Team communication

Team communication

Problems can be both avoided and solved in a medical office when there is a high level of good communication among staff members and providers. This sounds so simple, but it’s easier said than done, particularly in practices that are fast paced and high volume. Here are a few tips to help improve communication in your office.

  1. Set high expectations for open dialogue. Create a culture within your practice where open, honest communication is the standard. Address issues as they arise. Don’t hold back (or “gunny sack” as therapists sometimes say) when you’re having a problem with a co-worker.

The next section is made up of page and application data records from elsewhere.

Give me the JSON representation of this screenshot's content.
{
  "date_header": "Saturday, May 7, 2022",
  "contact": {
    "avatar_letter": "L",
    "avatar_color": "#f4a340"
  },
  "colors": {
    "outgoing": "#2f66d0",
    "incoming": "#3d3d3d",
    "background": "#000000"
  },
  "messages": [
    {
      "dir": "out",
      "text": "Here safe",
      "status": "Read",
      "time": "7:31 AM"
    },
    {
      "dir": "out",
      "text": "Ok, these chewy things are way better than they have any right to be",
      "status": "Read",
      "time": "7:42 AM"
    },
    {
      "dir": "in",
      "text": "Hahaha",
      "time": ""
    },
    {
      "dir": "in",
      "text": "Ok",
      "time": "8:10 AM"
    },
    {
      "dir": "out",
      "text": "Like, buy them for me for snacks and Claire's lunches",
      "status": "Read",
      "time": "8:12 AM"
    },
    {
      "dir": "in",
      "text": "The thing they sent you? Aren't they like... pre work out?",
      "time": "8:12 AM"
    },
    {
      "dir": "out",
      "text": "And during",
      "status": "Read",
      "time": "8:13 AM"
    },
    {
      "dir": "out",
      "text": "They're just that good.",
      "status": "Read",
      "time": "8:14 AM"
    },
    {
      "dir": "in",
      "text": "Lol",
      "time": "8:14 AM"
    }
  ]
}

If there are systems breakdowns within the practice that are negatively impacting patient care or office efficiency, bring them up for discussion and resolution.

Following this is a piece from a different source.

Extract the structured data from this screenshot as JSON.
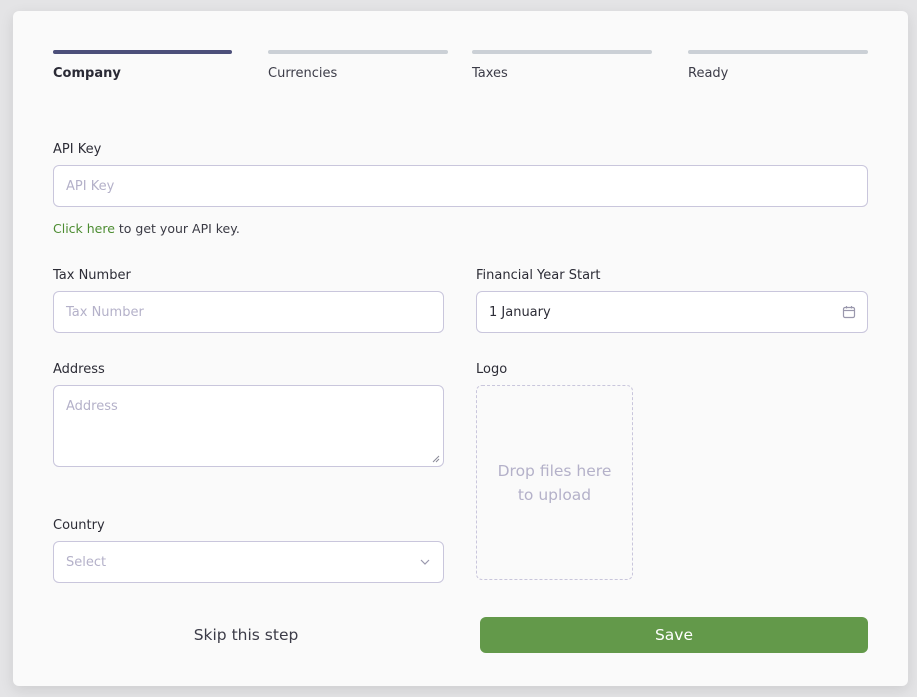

  2. Hold huddles. This is a tried and true method for good communication in medical practices of all types. First thing in the morning, everyone gathers informally for a five minute huddle meeting. This is not the time to try to solve major problems, but it’s the perfect venue to share information that will make the day run more smoothly. Examples of issues that might be brought up in huddle include:
    • We had two cancellations for this afternoon. Let’s try to fill those slots.
    • Jane went home sick, so we’re going to need everyone to pitch in to cover for her.
    • The repair man is coming to fix the copier this afternoon.
    • There’s a snow storm blowing in and the roads are going to be bad. Should we close the office early?
    • Dr. Randolph was up all night in surgery, so cut him some slack if he’s crabby today.
  3. Have regular staff meetings. This tip sounds like a no-brainer, but you’d be surprised by how many offices don’t get around to having the staff meet on a regular basis. Depending on the size of your practice, you may need meetings every month, or even more often, and you may also consider holding departmental meetings in addition to the regular all-hands-on-deck gatherings.
  4. Slow down. Conveying simple data (“Dr. Jones needs you in room three” or “Your mom called while you were at lunch”) while passing in the hallway or via a Post-it note is fine. But to sort out complex or sticky issues, it’s important to slow down in order to communicate well. Practice good listening skills, ask questions, clarify what you’re hearing if there is uncertainty, and end conversations with “what else” and “what next” questions such as, “Have we covered everything?” or “Are we clear on our next steps?”